The other part of this booking conference is the exhibit hall. Fortunately, there is nothing scheduled at the same time as the exhibits, so the presenters (that's the arts world word for the people who hire artists) will come and visit artists and agents in the booths. There are specific rules: all AV equipment must have headphones, no performing in the booths, artists and agents must stay within their booths. The first time I went to one of these, I didn't really understand the rules. Now I'm thankful for them. It would be awful to have a gamut of artists all vying for attention--tuba players, mimes, children's actors, drummers, storytellers all trying to show their work (live) in the same place at the same time. Staying in the booth means that other artists and agents can't poach presenters from your space.
Exhibit booths can be tricky. What to give away? Demo CDs, program lists, brochures, business cards, of course. The first booking conference I went to was Arts Midwest in KC (2004). I spent hours visiting websites that sell conference give-away crap. Did I want to order expandable sponges, pens, sticky-note pads, mugs, kazoos, all emblazoned with my logo? Should I give away candy? Chocolates or hard candies? My search led me to think about buttons (badges). After comparing prices at approximately 549 companies, I decided to buy my own button machine. It would pay for itself in the end, I reasoned.
And it has. I've used buttons with storytelling-related slogans at two Arts Midwest conferences and one IPAY, and in November I made buttons to sell at the Bizarre Bazaar, with other kinds of slogans on them. Here are some of the story buttons:
All my stories start with a seed of truth
Truth is immutable, facts are flexible
And then what happened?
Once upon a time...
Quick, tell another one before that one gets cold!
What's your story, morning glory?
And they lived happily ever after...or did they?
Standing in an exhibit booth for hours can be a little, umm, tedious. Watching people dig through the variety of buttons to find just the right one makes it just a bit more interesting. I've learned that I'm no judge of what people will choose.
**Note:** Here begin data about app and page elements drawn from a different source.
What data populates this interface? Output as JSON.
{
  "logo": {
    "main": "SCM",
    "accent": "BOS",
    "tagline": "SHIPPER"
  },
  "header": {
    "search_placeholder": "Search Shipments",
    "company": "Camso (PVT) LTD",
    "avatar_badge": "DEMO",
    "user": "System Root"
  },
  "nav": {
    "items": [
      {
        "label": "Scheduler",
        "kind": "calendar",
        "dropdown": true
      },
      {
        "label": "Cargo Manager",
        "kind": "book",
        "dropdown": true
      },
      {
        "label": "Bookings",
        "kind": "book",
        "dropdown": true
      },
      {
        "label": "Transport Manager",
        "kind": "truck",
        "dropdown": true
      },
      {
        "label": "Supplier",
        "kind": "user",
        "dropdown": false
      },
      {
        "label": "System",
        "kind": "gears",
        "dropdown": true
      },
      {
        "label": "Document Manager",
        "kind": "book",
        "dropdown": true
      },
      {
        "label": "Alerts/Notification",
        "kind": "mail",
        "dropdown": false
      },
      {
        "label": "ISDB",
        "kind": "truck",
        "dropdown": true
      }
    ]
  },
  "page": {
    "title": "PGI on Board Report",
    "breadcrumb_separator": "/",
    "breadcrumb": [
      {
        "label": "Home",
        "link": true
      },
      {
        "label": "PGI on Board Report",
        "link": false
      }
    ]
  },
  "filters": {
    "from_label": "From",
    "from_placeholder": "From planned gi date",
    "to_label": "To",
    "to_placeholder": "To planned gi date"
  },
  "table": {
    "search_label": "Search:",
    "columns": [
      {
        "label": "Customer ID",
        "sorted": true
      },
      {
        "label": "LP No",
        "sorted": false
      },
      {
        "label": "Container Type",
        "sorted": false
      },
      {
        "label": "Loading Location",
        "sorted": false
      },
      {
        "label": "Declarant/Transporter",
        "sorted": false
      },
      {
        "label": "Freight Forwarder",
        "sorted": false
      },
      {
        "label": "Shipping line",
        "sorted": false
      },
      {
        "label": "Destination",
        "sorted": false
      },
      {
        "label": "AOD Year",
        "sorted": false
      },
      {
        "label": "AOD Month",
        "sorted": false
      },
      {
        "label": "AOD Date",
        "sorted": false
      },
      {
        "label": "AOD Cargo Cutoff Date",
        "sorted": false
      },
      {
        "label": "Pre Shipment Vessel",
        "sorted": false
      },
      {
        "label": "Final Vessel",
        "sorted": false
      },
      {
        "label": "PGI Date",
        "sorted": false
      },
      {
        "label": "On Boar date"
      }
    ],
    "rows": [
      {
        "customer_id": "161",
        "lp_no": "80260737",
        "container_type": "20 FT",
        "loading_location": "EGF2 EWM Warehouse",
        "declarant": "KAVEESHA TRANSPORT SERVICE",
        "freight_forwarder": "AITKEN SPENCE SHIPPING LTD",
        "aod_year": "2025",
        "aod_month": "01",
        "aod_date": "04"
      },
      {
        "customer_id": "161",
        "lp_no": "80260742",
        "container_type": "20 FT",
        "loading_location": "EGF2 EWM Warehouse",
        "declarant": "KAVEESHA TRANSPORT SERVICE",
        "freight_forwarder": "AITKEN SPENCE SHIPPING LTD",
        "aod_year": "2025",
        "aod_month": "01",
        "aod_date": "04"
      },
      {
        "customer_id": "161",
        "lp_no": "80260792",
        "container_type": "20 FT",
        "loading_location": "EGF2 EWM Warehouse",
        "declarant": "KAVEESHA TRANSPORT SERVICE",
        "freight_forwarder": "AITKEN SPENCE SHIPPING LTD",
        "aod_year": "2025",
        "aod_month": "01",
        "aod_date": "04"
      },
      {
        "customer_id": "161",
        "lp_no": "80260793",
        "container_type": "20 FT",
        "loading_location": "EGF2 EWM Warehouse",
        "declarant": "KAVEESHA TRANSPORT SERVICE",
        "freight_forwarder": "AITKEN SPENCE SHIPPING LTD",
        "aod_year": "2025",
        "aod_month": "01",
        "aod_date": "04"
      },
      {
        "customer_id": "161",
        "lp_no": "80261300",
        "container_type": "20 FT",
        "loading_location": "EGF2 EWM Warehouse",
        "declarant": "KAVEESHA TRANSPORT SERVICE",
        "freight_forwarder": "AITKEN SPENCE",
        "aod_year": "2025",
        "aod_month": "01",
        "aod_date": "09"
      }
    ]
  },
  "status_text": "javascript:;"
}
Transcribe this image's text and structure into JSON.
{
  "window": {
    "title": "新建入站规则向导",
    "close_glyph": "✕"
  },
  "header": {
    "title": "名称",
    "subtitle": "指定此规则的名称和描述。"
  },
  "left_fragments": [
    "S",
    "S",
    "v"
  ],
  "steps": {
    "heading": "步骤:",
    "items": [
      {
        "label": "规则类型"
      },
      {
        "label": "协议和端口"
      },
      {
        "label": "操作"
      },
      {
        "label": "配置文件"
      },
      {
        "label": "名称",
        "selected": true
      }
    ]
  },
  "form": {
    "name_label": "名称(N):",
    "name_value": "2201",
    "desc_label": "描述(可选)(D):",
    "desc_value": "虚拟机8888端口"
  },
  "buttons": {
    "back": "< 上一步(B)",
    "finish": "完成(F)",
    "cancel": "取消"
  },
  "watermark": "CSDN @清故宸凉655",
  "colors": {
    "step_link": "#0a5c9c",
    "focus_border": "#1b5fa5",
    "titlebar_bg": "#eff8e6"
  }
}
Sometimes the presenters slow down just enough to wonder what my work is like, as they're selecting the perfect button.
The buttons are ready for this year. Now I'm trying to decide if I'll take candy. Yesterday I had the idea of giving out atomic fireballs (hot cinnamon jawbreakers). Would people like that or would they curse me? How would it be subliminally? I'm reminded of the year we were camping in Canada--1967? 1968? Cold War nuclear fear times, anyway--and my sister offered a fireball to the customs agent at the border.
Back to IPAY. If you're awake at 10 p.m. Eastern Standard Time on Friday, Jan. 12, beam some good thoughts in the direction of Cleveland.